Game 1 is not as bad as one would think, thanks for The Scarab God and Vraska, Relic Seeker. You have to play these cards in a smart manner to get the most out of them, but it's not as bad game 1 as, say, Grixis Midrange. That said, they are advantaged.
Essence Scatter can counter a Regal Caracal which is why it makes the cut, but removal is generally bad in this matchup. Both sides will be trying to get things on the battlefield and trying to win an excruciatingly long game. That's what makes removal so bad here. Sure, dealing with something like an Anointer Priest sounds good, but not when you may just ultimate Vraska, Relic Seeker to win the game. Velocity is the name of the game here, and removal doesn't help us achieve that.
My favorite thing to do in this matchup is to steal an Anointed Procession with Gonti, Lord of Luxury. Usually it won't matter, but you can go off with The Scarab God or Champion of Wits with one on the battlefield. Who said Magic isn't fun?
Oh right, me from earlier today.
VS Mardu Vehicles
Mardu Vehicles takes a similar role as Mono-Red Aggro does, but lacks in the haste department. This extra time to answer threats helps out as we'll rarely get punished for set-up turns. This is what makes me think we will continue to see Mardu Vehicles numbers drop until the deck is almost non-existent, but for now we have to have a plan.

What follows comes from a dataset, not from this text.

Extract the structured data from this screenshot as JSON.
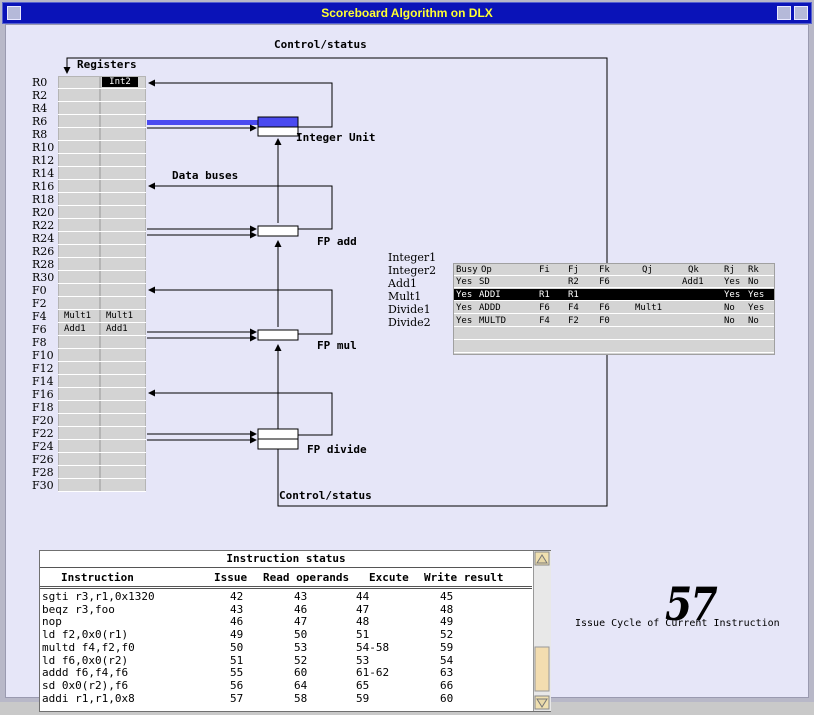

The priorities are different than against Mono-Red Aggro. You really need to save your Fatal Push for potential Heart of Kirans, but luckily you know early if they drew one. Still it's sometimes nice to hold one as they will eventually draw the card. You don't want to take too much early damage as Unlicensed Disintegration can steal games, so I trade often and early with my creatures whenever I already have access to The Scarab God.
I don't know if three six-drops is too many in the matchup, but they're all so good at actually closing the games out. Especially when the rest of the deck is just removal spells, it's important to draw something to win the game.
Mardu Vehicles does go bigger after sideboard with cards like Chandra, Torch of Defiance and Glorybringer, but it's not like the past where they had a completely different gameplan. They still try to kill you with an aggressive plan. That's the main reason why I don't prioritize card advantage after sideboard as they won't have ways to out-grind you like they did with Gideon, Ally of Zendikar in their deck. If you find yourself against someone with many wrath effects or a much different plan it's important to bring in card advantage like Glint-Sleeve Siphoner and Gonti, Lord of Luxury.
VS Esper Gift
I haven't had the pleasure of playing this matchup yet, but assume the same principles apply from last season. Try to stymie their development in whatever way you can before casting The Scarab God and hoping it sticks.
Both Duress and Negate aren't great at interacting with their God-Pharaoh's Gift, but can help The Scarab God from getting exiled by the Vraska's Contempts they bring in. After that, I really can't tell you if this is a good or bad matchup or if we need more sideboard cards. It seems this deck is fringe at the moment given how it still has the same problems from last season. I'll for sure get some testing in against the deck prior to next weekend, but for now don't consider it that big of an issue even if it's a bad matchup (which I don't think it is).
Well that's all I have for today. I really think you'll enjoy playing this deck, and I want to hear your stories. Comment below sometime this weekend on what you thought about the deck! I'll try my best to update the strategy and write a little about it next week, but we will be moving on as I don't think I can get away with writing about how awesome The Scarab God is for the next three months.